YOUR ASSIGNMENT: Set down each record below precisely, skipping the pictures.

[Stored entries]

------------------------------------------------------------

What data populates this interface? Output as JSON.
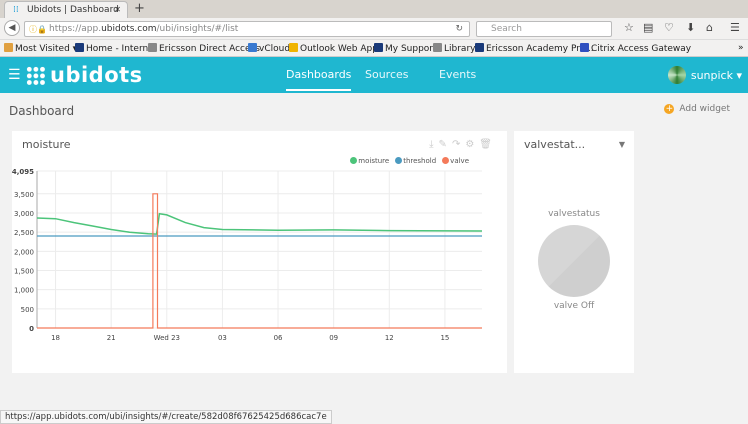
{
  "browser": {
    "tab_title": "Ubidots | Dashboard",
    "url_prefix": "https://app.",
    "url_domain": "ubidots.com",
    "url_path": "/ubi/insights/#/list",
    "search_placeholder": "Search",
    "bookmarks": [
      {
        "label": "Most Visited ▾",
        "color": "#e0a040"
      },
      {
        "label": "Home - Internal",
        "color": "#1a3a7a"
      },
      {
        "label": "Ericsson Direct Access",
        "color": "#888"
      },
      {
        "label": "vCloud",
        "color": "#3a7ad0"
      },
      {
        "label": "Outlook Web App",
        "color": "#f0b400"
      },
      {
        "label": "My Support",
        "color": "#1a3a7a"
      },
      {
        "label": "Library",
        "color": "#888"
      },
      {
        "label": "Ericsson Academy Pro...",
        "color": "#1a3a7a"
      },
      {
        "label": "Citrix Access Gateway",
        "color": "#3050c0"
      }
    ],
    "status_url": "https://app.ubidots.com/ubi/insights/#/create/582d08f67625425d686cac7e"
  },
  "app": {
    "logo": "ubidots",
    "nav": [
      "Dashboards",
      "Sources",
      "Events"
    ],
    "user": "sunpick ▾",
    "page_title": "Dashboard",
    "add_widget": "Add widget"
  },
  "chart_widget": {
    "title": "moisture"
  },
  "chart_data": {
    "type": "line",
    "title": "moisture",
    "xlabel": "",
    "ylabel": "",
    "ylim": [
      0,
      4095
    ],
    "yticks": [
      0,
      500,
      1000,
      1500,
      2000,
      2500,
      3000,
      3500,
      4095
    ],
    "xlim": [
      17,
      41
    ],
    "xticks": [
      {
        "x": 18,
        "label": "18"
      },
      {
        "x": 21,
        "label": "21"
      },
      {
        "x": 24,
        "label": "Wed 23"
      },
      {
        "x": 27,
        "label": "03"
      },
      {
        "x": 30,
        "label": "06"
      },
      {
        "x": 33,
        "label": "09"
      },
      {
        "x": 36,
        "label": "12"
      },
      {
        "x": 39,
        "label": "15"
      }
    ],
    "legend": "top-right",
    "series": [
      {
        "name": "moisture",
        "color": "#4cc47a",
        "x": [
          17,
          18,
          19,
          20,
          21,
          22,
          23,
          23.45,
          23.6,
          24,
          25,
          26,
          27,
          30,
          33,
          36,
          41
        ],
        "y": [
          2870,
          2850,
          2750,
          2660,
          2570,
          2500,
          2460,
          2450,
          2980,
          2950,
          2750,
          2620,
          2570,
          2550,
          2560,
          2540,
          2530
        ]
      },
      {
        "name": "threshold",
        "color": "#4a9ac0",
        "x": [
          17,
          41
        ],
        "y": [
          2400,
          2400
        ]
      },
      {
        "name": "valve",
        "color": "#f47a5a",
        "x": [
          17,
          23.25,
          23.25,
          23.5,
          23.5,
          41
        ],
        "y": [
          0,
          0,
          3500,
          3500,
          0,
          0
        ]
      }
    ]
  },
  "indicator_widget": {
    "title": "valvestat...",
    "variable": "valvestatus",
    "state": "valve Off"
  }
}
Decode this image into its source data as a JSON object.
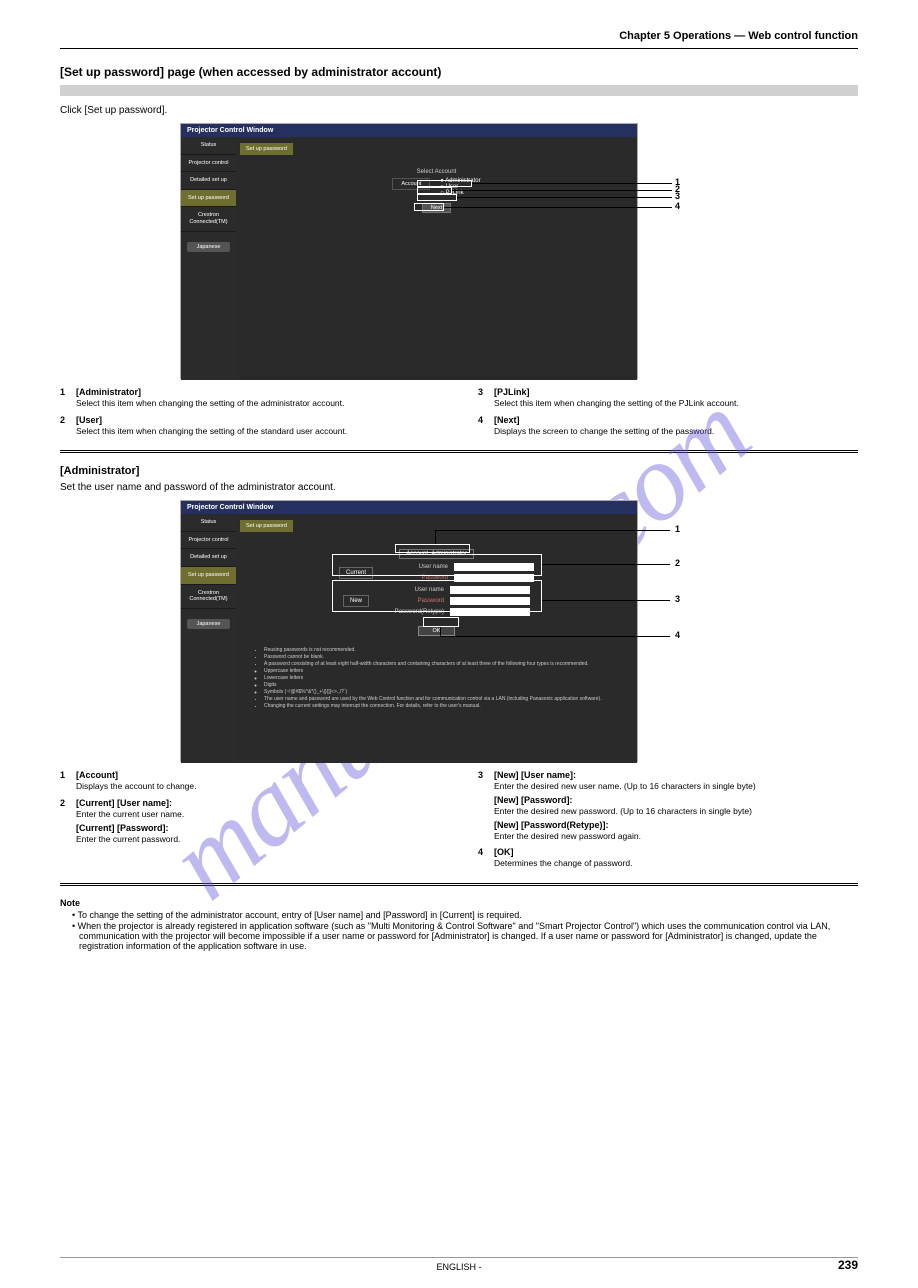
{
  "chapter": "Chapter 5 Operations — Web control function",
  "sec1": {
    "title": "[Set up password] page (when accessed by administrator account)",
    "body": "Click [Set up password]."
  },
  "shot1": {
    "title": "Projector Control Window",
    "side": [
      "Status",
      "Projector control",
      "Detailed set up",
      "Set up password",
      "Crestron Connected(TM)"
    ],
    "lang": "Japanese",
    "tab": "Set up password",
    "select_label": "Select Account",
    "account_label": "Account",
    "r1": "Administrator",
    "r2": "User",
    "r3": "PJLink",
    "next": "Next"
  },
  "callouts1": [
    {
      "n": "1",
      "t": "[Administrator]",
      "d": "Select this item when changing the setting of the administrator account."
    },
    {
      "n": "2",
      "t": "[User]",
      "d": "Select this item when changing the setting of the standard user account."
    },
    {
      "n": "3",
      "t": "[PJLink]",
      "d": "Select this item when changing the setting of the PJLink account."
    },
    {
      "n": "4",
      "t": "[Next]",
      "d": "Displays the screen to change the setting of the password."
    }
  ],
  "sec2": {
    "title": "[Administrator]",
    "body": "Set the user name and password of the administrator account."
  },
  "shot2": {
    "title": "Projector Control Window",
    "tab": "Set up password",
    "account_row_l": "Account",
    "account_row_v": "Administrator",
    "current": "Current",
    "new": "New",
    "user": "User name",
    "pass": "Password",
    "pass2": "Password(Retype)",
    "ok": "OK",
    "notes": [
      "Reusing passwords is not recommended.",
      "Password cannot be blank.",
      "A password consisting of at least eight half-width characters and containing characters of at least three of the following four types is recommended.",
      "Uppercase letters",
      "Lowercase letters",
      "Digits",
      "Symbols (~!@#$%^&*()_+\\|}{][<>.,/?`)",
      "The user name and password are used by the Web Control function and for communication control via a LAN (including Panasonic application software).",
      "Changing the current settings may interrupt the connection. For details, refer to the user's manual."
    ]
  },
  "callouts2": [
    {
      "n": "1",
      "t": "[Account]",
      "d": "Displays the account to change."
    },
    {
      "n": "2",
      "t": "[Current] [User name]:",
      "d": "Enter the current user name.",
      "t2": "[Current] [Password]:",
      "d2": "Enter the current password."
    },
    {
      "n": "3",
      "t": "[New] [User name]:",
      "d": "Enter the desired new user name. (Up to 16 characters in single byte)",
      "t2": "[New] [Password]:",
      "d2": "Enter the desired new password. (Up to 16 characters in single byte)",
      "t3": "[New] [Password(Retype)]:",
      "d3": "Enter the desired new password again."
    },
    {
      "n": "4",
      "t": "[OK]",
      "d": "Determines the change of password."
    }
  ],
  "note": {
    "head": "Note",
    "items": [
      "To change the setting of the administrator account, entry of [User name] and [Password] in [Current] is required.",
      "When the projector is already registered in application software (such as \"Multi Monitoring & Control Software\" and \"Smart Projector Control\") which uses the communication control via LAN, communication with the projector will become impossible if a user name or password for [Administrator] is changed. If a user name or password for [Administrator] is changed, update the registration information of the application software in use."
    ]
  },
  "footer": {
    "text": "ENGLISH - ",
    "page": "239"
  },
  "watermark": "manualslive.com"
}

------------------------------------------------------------

ANSWER SPACE:
What data populates this interface? Output as JSON.
{
  "browser": {
    "tab_title": "Ubidots | Dashboard",
    "url_prefix": "https://app.",
    "url_domain": "ubidots.com",
    "url_path": "/ubi/insights/#/list",
    "search_placeholder": "Search",
    "bookmarks": [
      {
        "label": "Most Visited ▾",
        "color": "#e0a040"
      },
      {
        "label": "Home - Internal",
        "color": "#1a3a7a"
      },
      {
        "label": "Ericsson Direct Access",
        "color": "#888"
      },
      {
        "label": "vCloud",
        "color": "#3a7ad0"
      },
      {
        "label": "Outlook Web App",
        "color": "#f0b400"
      },
      {
        "label": "My Support",
        "color": "#1a3a7a"
      },
      {
        "label": "Library",
        "color": "#888"
      },
      {
        "label": "Ericsson Academy Pro...",
        "color": "#1a3a7a"
      },
      {
        "label": "Citrix Access Gateway",
        "color": "#3050c0"
      }
    ],
    "status_url": "https://app.ubidots.com/ubi/insights/#/create/582d08f67625425d686cac7e"
  },
  "app": {
    "logo": "ubidots",
    "nav": [
      "Dashboards",
      "Sources",
      "Events"
    ],
    "user": "sunpick ▾",
    "page_title": "Dashboard",
    "add_widget": "Add widget"
  },
  "chart_widget": {
    "title": "moisture"
  },
  "chart_data": {
    "type": "line",
    "title": "moisture",
    "xlabel": "",
    "ylabel": "",
    "ylim": [
      0,
      4095
    ],
    "yticks": [
      0,
      500,
      1000,
      1500,
      2000,
      2500,
      3000,
      3500,
      4095
    ],
    "xlim": [
      17,
      41
    ],
    "xticks": [
      {
        "x": 18,
        "label": "18"
      },
      {
        "x": 21,
        "label": "21"
      },
      {
        "x": 24,
        "label": "Wed 23"
      },
      {
        "x": 27,
        "label": "03"
      },
      {
        "x": 30,
        "label": "06"
      },
      {
        "x": 33,
        "label": "09"
      },
      {
        "x": 36,
        "label": "12"
      },
      {
        "x": 39,
        "label": "15"
      }
    ],
    "legend": "top-right",
    "series": [
      {
        "name": "moisture",
        "color": "#4cc47a",
        "x": [
          17,
          18,
          19,
          20,
          21,
          22,
          23,
          23.45,
          23.6,
          24,
          25,
          26,
          27,
          30,
          33,
          36,
          41
        ],
        "y": [
          2870,
          2850,
          2750,
          2660,
          2570,
          2500,
          2460,
          2450,
          2980,
          2950,
          2750,
          2620,
          2570,
          2550,
          2560,
          2540,
          2530
        ]
      },
      {
        "name": "threshold",
        "color": "#4a9ac0",
        "x": [
          17,
          41
        ],
        "y": [
          2400,
          2400
        ]
      },
      {
        "name": "valve",
        "color": "#f47a5a",
        "x": [
          17,
          23.25,
          23.25,
          23.5,
          23.5,
          41
        ],
        "y": [
          0,
          0,
          3500,
          3500,
          0,
          0
        ]
      }
    ]
  },
  "indicator_widget": {
    "title": "valvestat...",
    "variable": "valvestatus",
    "state": "valve Off"
  }
}
Decode this image into its source data as a JSON object.
{
  "chapter": "Chapter 5 Operations — Web control function",
  "sec1": {
    "title": "[Set up password] page (when accessed by administrator account)",
    "body": "Click [Set up password]."
  },
  "shot1": {
    "title": "Projector Control Window",
    "side": [
      "Status",
      "Projector control",
      "Detailed set up",
      "Set up password",
      "Crestron Connected(TM)"
    ],
    "lang": "Japanese",
    "tab": "Set up password",
    "select_label": "Select Account",
    "account_label": "Account",
    "r1": "Administrator",
    "r2": "User",
    "r3": "PJLink",
    "next": "Next"
  },
  "callouts1": [
    {
      "n": "1",
      "t": "[Administrator]",
      "d": "Select this item when changing the setting of the administrator account."
    },
    {
      "n": "2",
      "t": "[User]",
      "d": "Select this item when changing the setting of the standard user account."
    },
    {
      "n": "3",
      "t": "[PJLink]",
      "d": "Select this item when changing the setting of the PJLink account."
    },
    {
      "n": "4",
      "t": "[Next]",
      "d": "Displays the screen to change the setting of the password."
    }
  ],
  "sec2": {
    "title": "[Administrator]",
    "body": "Set the user name and password of the administrator account."
  },
  "shot2": {
    "title": "Projector Control Window",
    "tab": "Set up password",
    "account_row_l": "Account",
    "account_row_v": "Administrator",
    "current": "Current",
    "new": "New",
    "user": "User name",
    "pass": "Password",
    "pass2": "Password(Retype)",
    "ok": "OK",
    "notes": [
      "Reusing passwords is not recommended.",
      "Password cannot be blank.",
      "A password consisting of at least eight half-width characters and containing characters of at least three of the following four types is recommended.",
      "Uppercase letters",
      "Lowercase letters",
      "Digits",
      "Symbols (~!@#$%^&*()_+\\|}{][<>.,/?`)",
      "The user name and password are used by the Web Control function and for communication control via a LAN (including Panasonic application software).",
      "Changing the current settings may interrupt the connection. For details, refer to the user's manual."
    ]
  },
  "callouts2": [
    {
      "n": "1",
      "t": "[Account]",
      "d": "Displays the account to change."
    },
    {
      "n": "2",
      "t": "[Current] [User name]:",
      "d": "Enter the current user name.",
      "t2": "[Current] [Password]:",
      "d2": "Enter the current password."
    },
    {
      "n": "3",
      "t": "[New] [User name]:",
      "d": "Enter the desired new user name. (Up to 16 characters in single byte)",
      "t2": "[New] [Password]:",
      "d2": "Enter the desired new password. (Up to 16 characters in single byte)",
      "t3": "[New] [Password(Retype)]:",
      "d3": "Enter the desired new password again."
    },
    {
      "n": "4",
      "t": "[OK]",
      "d": "Determines the change of password."
    }
  ],
  "note": {
    "head": "Note",
    "items": [
      "To change the setting of the administrator account, entry of [User name] and [Password] in [Current] is required.",
      "When the projector is already registered in application software (such as \"Multi Monitoring & Control Software\" and \"Smart Projector Control\") which uses the communication control via LAN, communication with the projector will become impossible if a user name or password for [Administrator] is changed. If a user name or password for [Administrator] is changed, update the registration information of the application software in use."
    ]
  },
  "footer": {
    "text": "ENGLISH - ",
    "page": "239"
  },
  "watermark": "manualslive.com"
}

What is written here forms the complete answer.